Does using nonfiction leveled readers for guided reading have the same effect as fiction in developing first grader's comprehension?

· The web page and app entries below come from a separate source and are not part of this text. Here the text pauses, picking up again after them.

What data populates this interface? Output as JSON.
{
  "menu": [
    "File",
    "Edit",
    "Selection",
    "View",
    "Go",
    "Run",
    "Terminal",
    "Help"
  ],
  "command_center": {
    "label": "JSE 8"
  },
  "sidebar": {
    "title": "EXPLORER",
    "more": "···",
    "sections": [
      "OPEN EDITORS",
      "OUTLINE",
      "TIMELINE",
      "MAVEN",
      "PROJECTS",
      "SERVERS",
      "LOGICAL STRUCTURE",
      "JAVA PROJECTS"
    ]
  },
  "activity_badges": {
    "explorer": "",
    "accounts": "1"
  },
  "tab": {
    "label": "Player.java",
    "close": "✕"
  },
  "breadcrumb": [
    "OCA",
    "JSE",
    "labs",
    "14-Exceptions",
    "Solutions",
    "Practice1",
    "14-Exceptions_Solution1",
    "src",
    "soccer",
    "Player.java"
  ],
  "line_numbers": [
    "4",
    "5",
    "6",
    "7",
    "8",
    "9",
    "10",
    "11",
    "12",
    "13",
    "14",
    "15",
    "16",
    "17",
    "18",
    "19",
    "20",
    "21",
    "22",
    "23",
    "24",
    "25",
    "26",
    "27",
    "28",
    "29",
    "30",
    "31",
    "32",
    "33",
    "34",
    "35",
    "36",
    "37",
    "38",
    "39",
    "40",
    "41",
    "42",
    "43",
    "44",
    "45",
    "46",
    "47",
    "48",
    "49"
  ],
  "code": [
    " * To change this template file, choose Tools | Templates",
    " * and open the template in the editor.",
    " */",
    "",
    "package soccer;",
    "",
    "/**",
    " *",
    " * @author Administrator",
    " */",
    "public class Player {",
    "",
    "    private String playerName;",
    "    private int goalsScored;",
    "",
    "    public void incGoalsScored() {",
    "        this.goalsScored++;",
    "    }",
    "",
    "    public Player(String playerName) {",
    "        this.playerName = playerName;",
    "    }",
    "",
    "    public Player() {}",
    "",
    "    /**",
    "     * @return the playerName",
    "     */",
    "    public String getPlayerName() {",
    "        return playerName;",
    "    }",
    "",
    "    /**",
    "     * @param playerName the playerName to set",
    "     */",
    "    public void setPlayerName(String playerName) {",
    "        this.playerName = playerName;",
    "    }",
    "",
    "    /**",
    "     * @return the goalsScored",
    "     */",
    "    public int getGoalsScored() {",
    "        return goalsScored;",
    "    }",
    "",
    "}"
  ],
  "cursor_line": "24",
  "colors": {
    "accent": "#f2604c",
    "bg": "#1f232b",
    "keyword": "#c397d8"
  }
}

In this study, I asked the question: Does using nonfiction leveled readers for guided reading groups have the same effect as using fiction? Two different groups of children were used in the study. One group, which I called the nonfiction group, consisted of six children and only read nonfiction for guided reading groups. Group two also consisted of six children and read only fiction for guided reading groups. Both groups were heterogeneously mixed. I wished to compare the differences between the two genres and the success the children had, or did not have, with them. Both groups were given a pretest and a posttest. Overall, both groups were successful. Some of the groups of students that I compared made the same amount of progress, and some did not. However, they all made the amount of progress that I expected from both groups. One group did not outshine the other. Originally, I believed the boys would have done better with nonfiction. Boys in both groups were equally successful. Surprisingly, it was found that the girls actually did better with nonfiction. The use of nonfiction books during guided reading is just as useful as narrative text. Keywords: Nonfiction, Fiction, Leveled Readers, Guided Reading, Comprehension